Who in your life has "personality" issues: Romantic partner’s ex
Posts: 4017


Do. Or do not.
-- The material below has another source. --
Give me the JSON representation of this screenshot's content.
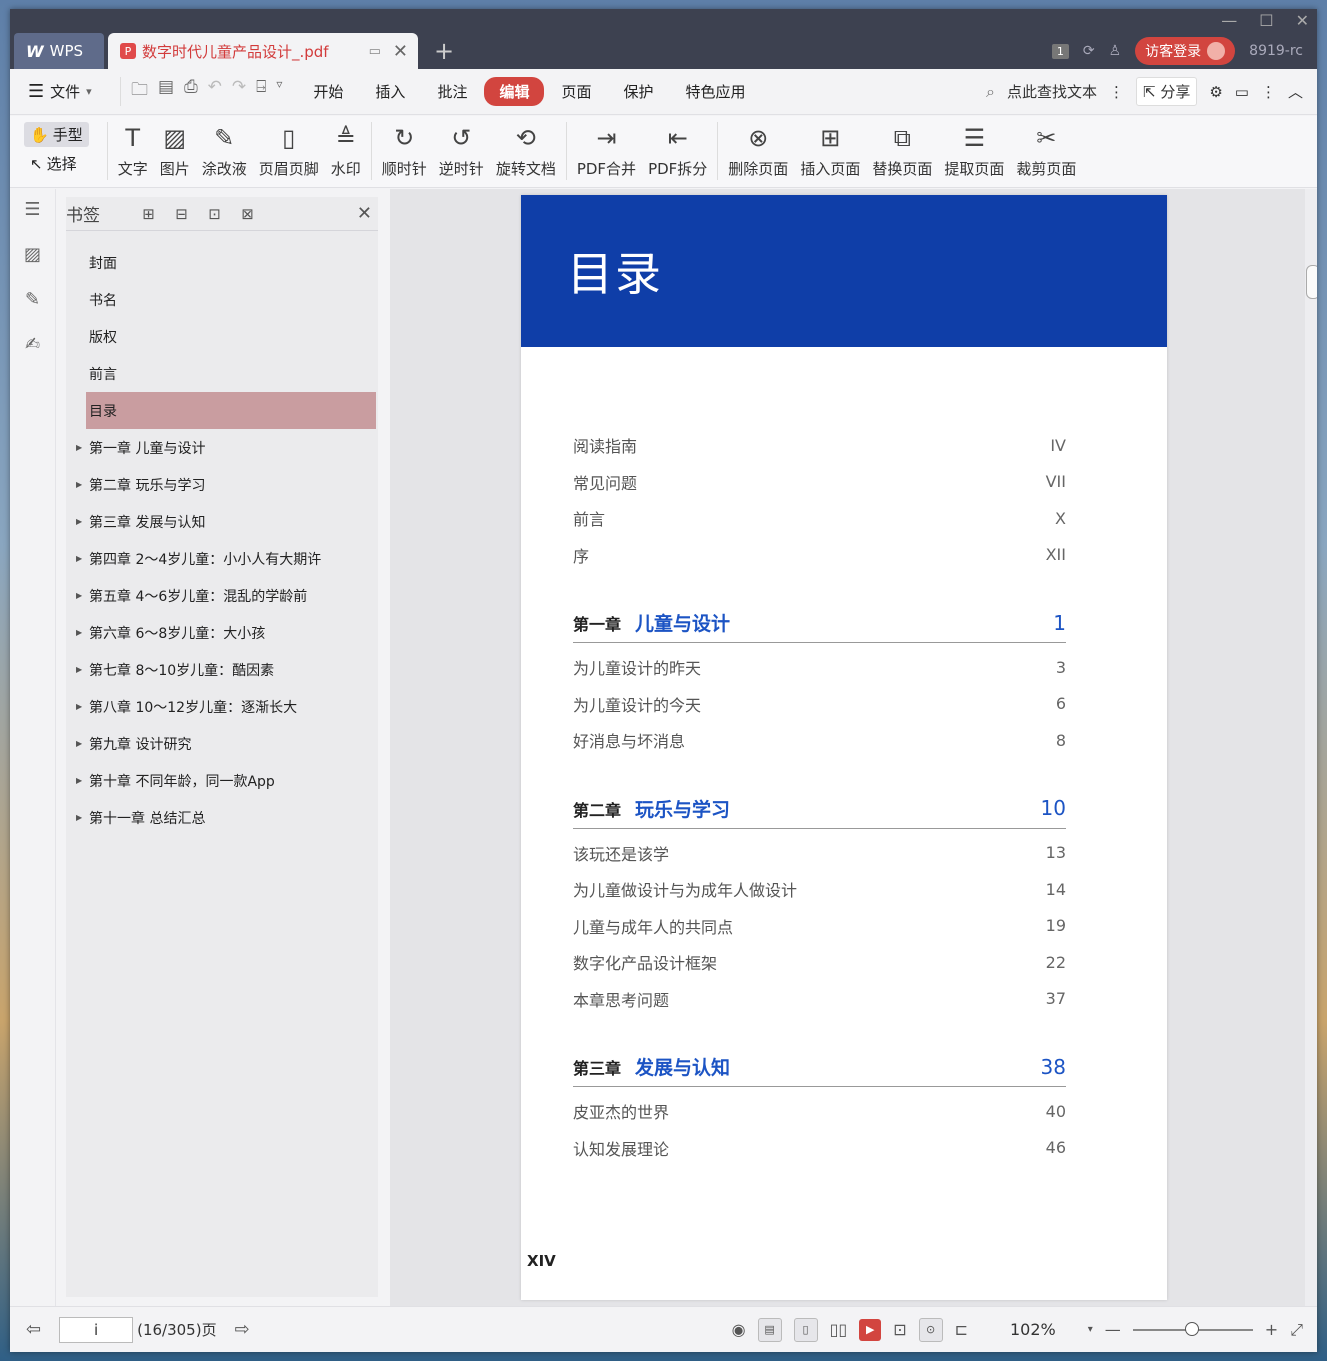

There is no try.


« Reply #133 on: August 25, 2015, 12:04:49 PM »

Staff only

Locking this one up, it's surpassed the post limit.
Logged

  "What I want is what I've not got, and what I need is all around me." ~Dave Matthews

Can You Help Us Stay on the Air in 2021?

Pages: 1 2 ... 5 [All]   Go Up
  Print  
 
Jump to:  

Our 2020 Financial Sponsors
We are all appreciative of the members who provide the funding to keep BPDFamily on the air.
40days_in_desert
Ahquei3s
alphabeta
Amethyste
Angie59
ArtistGuy70
AskingWhy
assumezero
At Bay
Avanzando
Baglady
Beneck
bigredneck
Bittlecat
Boll Weevil
calmboom
Cat Familiar
Chosen
Dnmtnbkr
drained1996
Eggshellsbroken
FaintTheGoat
FaithHopeLove
FindingMe2011
Forgiveness
freespirit
GaGrl
ggGreg
Gift to Myself
gotbushels
Harri
hopeandchoices
I Am Redeemed
Imatter33
Jazzy48
jdc
jones54
Jonthan
Katrinalove
Kwamina
l8kgrl
LLgreen
Longterm
lorymac
lovenature
loyalwife
lucidone
Manifest32f
MariannaR
Meridius
Methuen
mgirl
Minttea
Mommydoc
Mutt
narcdaughter2
needPeace
NorseWoman
Notgoneyet
oceanheart
oftentimes
Omega1
once removed
Only Human
otherlife
palynne
PeacefulMom
Pedro
pest947
podsnapG
ProudDad12
pursuingJoy
Radcliff
Raul
Recycle
Resiliant
Rev
Rosheger
Sad4Her
SamwizeGamgee
Sandalwood
SBBayArea
SCM
SerendipityChild
SES
Silverhope
Skip
songbirdtwo
StillStuck
Swimmy55
Teno
townhouse
truthbeknown
turtleengine501
Ventak
vinnie77
Violet00
wavewatcher
wendydarling
WhatJustHappened?
Whichwayisup
whirlpoollife
Wicker Man
WindofChange
worn_out
WTL
zachira
zaqsert

Powered by MySQL Powered by PHP Powered by SMF 1.1.21 | SMF © 2006-2020, Simple Machines Valid XHTML 1.0! Valid CSS!